» **About this task**
Records appear below. Give all of them again, exactly.

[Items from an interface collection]
▼▼▼

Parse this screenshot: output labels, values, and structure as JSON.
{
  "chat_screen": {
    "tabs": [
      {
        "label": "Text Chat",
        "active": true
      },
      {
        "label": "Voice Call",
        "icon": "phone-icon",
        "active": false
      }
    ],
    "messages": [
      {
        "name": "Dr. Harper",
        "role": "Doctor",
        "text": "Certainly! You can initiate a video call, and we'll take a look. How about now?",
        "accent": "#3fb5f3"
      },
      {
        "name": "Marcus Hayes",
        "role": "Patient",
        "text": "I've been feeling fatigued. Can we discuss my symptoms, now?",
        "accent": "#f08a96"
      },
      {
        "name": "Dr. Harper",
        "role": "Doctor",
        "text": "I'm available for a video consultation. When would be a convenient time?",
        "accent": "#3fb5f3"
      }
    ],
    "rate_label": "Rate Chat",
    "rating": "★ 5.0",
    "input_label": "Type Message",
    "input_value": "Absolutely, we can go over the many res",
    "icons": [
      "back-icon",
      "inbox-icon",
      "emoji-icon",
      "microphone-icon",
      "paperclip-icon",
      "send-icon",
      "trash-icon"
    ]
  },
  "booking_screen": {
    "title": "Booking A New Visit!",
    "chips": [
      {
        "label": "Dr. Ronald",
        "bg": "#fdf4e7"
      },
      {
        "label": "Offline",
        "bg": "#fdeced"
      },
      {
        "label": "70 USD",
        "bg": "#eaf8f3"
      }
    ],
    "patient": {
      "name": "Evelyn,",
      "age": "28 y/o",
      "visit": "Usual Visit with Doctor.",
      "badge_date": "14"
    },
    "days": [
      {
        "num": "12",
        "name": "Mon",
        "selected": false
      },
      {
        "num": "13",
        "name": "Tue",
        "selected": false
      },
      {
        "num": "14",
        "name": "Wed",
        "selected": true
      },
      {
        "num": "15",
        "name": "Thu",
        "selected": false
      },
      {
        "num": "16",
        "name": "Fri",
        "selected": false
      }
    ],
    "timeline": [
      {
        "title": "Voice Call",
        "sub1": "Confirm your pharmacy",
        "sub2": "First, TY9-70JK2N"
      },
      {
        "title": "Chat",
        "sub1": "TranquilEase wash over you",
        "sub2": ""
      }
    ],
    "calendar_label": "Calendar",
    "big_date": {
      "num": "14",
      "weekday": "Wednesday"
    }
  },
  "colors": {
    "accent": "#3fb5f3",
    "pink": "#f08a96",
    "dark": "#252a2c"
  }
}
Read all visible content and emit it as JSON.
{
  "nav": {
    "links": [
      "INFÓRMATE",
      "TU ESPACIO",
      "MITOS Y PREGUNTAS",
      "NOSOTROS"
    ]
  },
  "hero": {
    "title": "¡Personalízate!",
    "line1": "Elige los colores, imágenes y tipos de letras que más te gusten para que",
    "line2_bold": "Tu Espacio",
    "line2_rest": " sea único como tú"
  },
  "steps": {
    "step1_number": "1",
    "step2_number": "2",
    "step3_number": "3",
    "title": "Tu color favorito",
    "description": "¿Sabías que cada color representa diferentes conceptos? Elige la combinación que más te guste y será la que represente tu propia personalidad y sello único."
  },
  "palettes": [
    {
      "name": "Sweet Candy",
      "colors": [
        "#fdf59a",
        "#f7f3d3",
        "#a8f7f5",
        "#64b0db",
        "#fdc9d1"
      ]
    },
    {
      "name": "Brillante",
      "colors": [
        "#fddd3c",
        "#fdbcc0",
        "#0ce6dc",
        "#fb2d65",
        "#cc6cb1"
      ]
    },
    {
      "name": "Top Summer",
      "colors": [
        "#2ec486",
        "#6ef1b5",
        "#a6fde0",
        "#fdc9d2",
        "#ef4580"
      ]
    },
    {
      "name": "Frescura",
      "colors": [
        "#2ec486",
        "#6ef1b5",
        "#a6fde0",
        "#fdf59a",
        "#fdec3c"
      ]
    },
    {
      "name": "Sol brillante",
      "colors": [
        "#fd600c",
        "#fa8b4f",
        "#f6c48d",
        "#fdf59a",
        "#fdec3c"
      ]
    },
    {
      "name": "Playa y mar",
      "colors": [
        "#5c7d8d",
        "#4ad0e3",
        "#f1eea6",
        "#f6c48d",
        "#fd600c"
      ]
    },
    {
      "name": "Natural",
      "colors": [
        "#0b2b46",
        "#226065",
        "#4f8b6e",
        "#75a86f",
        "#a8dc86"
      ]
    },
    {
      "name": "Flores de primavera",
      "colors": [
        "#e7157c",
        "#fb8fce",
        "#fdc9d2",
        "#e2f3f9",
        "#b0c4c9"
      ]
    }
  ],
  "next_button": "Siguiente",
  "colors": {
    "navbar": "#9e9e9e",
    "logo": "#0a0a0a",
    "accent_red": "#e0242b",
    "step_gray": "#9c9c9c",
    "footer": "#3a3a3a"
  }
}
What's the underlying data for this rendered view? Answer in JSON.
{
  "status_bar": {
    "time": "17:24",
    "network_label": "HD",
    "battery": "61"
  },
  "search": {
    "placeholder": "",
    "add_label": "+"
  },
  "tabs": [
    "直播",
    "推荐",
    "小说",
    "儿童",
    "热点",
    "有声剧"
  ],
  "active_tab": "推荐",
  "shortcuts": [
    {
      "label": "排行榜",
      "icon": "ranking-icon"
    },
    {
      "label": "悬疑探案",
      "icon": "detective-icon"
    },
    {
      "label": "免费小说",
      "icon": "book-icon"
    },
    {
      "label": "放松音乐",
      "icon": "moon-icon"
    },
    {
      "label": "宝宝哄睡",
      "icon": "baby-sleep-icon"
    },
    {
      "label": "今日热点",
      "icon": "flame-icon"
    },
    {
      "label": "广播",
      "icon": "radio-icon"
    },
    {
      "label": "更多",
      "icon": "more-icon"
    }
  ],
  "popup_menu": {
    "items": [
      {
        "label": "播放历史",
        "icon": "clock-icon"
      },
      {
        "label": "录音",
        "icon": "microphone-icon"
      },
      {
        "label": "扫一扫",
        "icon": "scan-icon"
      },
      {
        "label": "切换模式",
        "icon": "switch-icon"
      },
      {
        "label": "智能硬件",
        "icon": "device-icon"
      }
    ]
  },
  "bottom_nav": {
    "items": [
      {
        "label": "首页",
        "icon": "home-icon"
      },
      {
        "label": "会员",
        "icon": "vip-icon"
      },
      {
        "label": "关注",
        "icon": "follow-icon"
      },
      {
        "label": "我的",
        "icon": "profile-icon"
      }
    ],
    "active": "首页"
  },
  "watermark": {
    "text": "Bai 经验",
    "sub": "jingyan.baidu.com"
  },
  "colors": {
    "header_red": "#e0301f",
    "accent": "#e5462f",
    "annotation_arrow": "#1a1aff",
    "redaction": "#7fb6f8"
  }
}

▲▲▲

» **Written answer**
Parse this screenshot: output labels, values, and structure as JSON.
{
  "chat_screen": {
    "tabs": [
      {
        "label": "Text Chat",
        "active": true
      },
      {
        "label": "Voice Call",
        "icon": "phone-icon",
        "active": false
      }
    ],
    "messages": [
      {
        "name": "Dr. Harper",
        "role": "Doctor",
        "text": "Certainly! You can initiate a video call, and we'll take a look. How about now?",
        "accent": "#3fb5f3"
      },
      {
        "name": "Marcus Hayes",
        "role": "Patient",
        "text": "I've been feeling fatigued. Can we discuss my symptoms, now?",
        "accent": "#f08a96"
      },
      {
        "name": "Dr. Harper",
        "role": "Doctor",
        "text": "I'm available for a video consultation. When would be a convenient time?",
        "accent": "#3fb5f3"
      }
    ],
    "rate_label": "Rate Chat",
    "rating": "★ 5.0",
    "input_label": "Type Message",
    "input_value": "Absolutely, we can go over the many res",
    "icons": [
      "back-icon",
      "inbox-icon",
      "emoji-icon",
      "microphone-icon",
      "paperclip-icon",
      "send-icon",
      "trash-icon"
    ]
  },
  "booking_screen": {
    "title": "Booking A New Visit!",
    "chips": [
      {
        "label": "Dr. Ronald",
        "bg": "#fdf4e7"
      },
      {
        "label": "Offline",
        "bg": "#fdeced"
      },
      {
        "label": "70 USD",
        "bg": "#eaf8f3"
      }
    ],
    "patient": {
      "name": "Evelyn,",
      "age": "28 y/o",
      "visit": "Usual Visit with Doctor.",
      "badge_date": "14"
    },
    "days": [
      {
        "num": "12",
        "name": "Mon",
        "selected": false
      },
      {
        "num": "13",
        "name": "Tue",
        "selected": false
      },
      {
        "num": "14",
        "name": "Wed",
        "selected": true
      },
      {
        "num": "15",
        "name": "Thu",
        "selected": false
      },
      {
        "num": "16",
        "name": "Fri",
        "selected": false
      }
    ],
    "timeline": [
      {
        "title": "Voice Call",
        "sub1": "Confirm your pharmacy",
        "sub2": "First, TY9-70JK2N"
      },
      {
        "title": "Chat",
        "sub1": "TranquilEase wash over you",
        "sub2": ""
      }
    ],
    "calendar_label": "Calendar",
    "big_date": {
      "num": "14",
      "weekday": "Wednesday"
    }
  },
  "colors": {
    "accent": "#3fb5f3",
    "pink": "#f08a96",
    "dark": "#252a2c"
  }
}
Read all visible content and emit it as JSON.
{
  "nav": {
    "links": [
      "INFÓRMATE",
      "TU ESPACIO",
      "MITOS Y PREGUNTAS",
      "NOSOTROS"
    ]
  },
  "hero": {
    "title": "¡Personalízate!",
    "line1": "Elige los colores, imágenes y tipos de letras que más te gusten para que",
    "line2_bold": "Tu Espacio",
    "line2_rest": " sea único como tú"
  },
  "steps": {
    "step1_number": "1",
    "step2_number": "2",
    "step3_number": "3",
    "title": "Tu color favorito",
    "description": "¿Sabías que cada color representa diferentes conceptos? Elige la combinación que más te guste y será la que represente tu propia personalidad y sello único."
  },
  "palettes": [
    {
      "name": "Sweet Candy",
      "colors": [
        "#fdf59a",
        "#f7f3d3",
        "#a8f7f5",
        "#64b0db",
        "#fdc9d1"
      ]
    },
    {
      "name": "Brillante",
      "colors": [
        "#fddd3c",
        "#fdbcc0",
        "#0ce6dc",
        "#fb2d65",
        "#cc6cb1"
      ]
    },
    {
      "name": "Top Summer",
      "colors": [
        "#2ec486",
        "#6ef1b5",
        "#a6fde0",
        "#fdc9d2",
        "#ef4580"
      ]
    },
    {
      "name": "Frescura",
      "colors": [
        "#2ec486",
        "#6ef1b5",
        "#a6fde0",
        "#fdf59a",
        "#fdec3c"
      ]
    },
    {
      "name": "Sol brillante",
      "colors": [
        "#fd600c",
        "#fa8b4f",
        "#f6c48d",
        "#fdf59a",
        "#fdec3c"
      ]
    },
    {
      "name": "Playa y mar",
      "colors": [
        "#5c7d8d",
        "#4ad0e3",
        "#f1eea6",
        "#f6c48d",
        "#fd600c"
      ]
    },
    {
      "name": "Natural",
      "colors": [
        "#0b2b46",
        "#226065",
        "#4f8b6e",
        "#75a86f",
        "#a8dc86"
      ]
    },
    {
      "name": "Flores de primavera",
      "colors": [
        "#e7157c",
        "#fb8fce",
        "#fdc9d2",
        "#e2f3f9",
        "#b0c4c9"
      ]
    }
  ],
  "next_button": "Siguiente",
  "colors": {
    "navbar": "#9e9e9e",
    "logo": "#0a0a0a",
    "accent_red": "#e0242b",
    "step_gray": "#9c9c9c",
    "footer": "#3a3a3a"
  }
}
What's the underlying data for this rendered view? Answer in JSON.
{
  "status_bar": {
    "time": "17:24",
    "network_label": "HD",
    "battery": "61"
  },
  "search": {
    "placeholder": "",
    "add_label": "+"
  },
  "tabs": [
    "直播",
    "推荐",
    "小说",
    "儿童",
    "热点",
    "有声剧"
  ],
  "active_tab": "推荐",
  "shortcuts": [
    {
      "label": "排行榜",
      "icon": "ranking-icon"
    },
    {
      "label": "悬疑探案",
      "icon": "detective-icon"
    },
    {
      "label": "免费小说",
      "icon": "book-icon"
    },
    {
      "label": "放松音乐",
      "icon": "moon-icon"
    },
    {
      "label": "宝宝哄睡",
      "icon": "baby-sleep-icon"
    },
    {
      "label": "今日热点",
      "icon": "flame-icon"
    },
    {
      "label": "广播",
      "icon": "radio-icon"
    },
    {
      "label": "更多",
      "icon": "more-icon"
    }
  ],
  "popup_menu": {
    "items": [
      {
        "label": "播放历史",
        "icon": "clock-icon"
      },
      {
        "label": "录音",
        "icon": "microphone-icon"
      },
      {
        "label": "扫一扫",
        "icon": "scan-icon"
      },
      {
        "label": "切换模式",
        "icon": "switch-icon"
      },
      {
        "label": "智能硬件",
        "icon": "device-icon"
      }
    ]
  },
  "bottom_nav": {
    "items": [
      {
        "label": "首页",
        "icon": "home-icon"
      },
      {
        "label": "会员",
        "icon": "vip-icon"
      },
      {
        "label": "关注",
        "icon": "follow-icon"
      },
      {
        "label": "我的",
        "icon": "profile-icon"
      }
    ],
    "active": "首页"
  },
  "watermark": {
    "text": "Bai 经验",
    "sub": "jingyan.baidu.com"
  },
  "colors": {
    "header_red": "#e0301f",
    "accent": "#e5462f",
    "annotation_arrow": "#1a1aff",
    "redaction": "#7fb6f8"
  }
}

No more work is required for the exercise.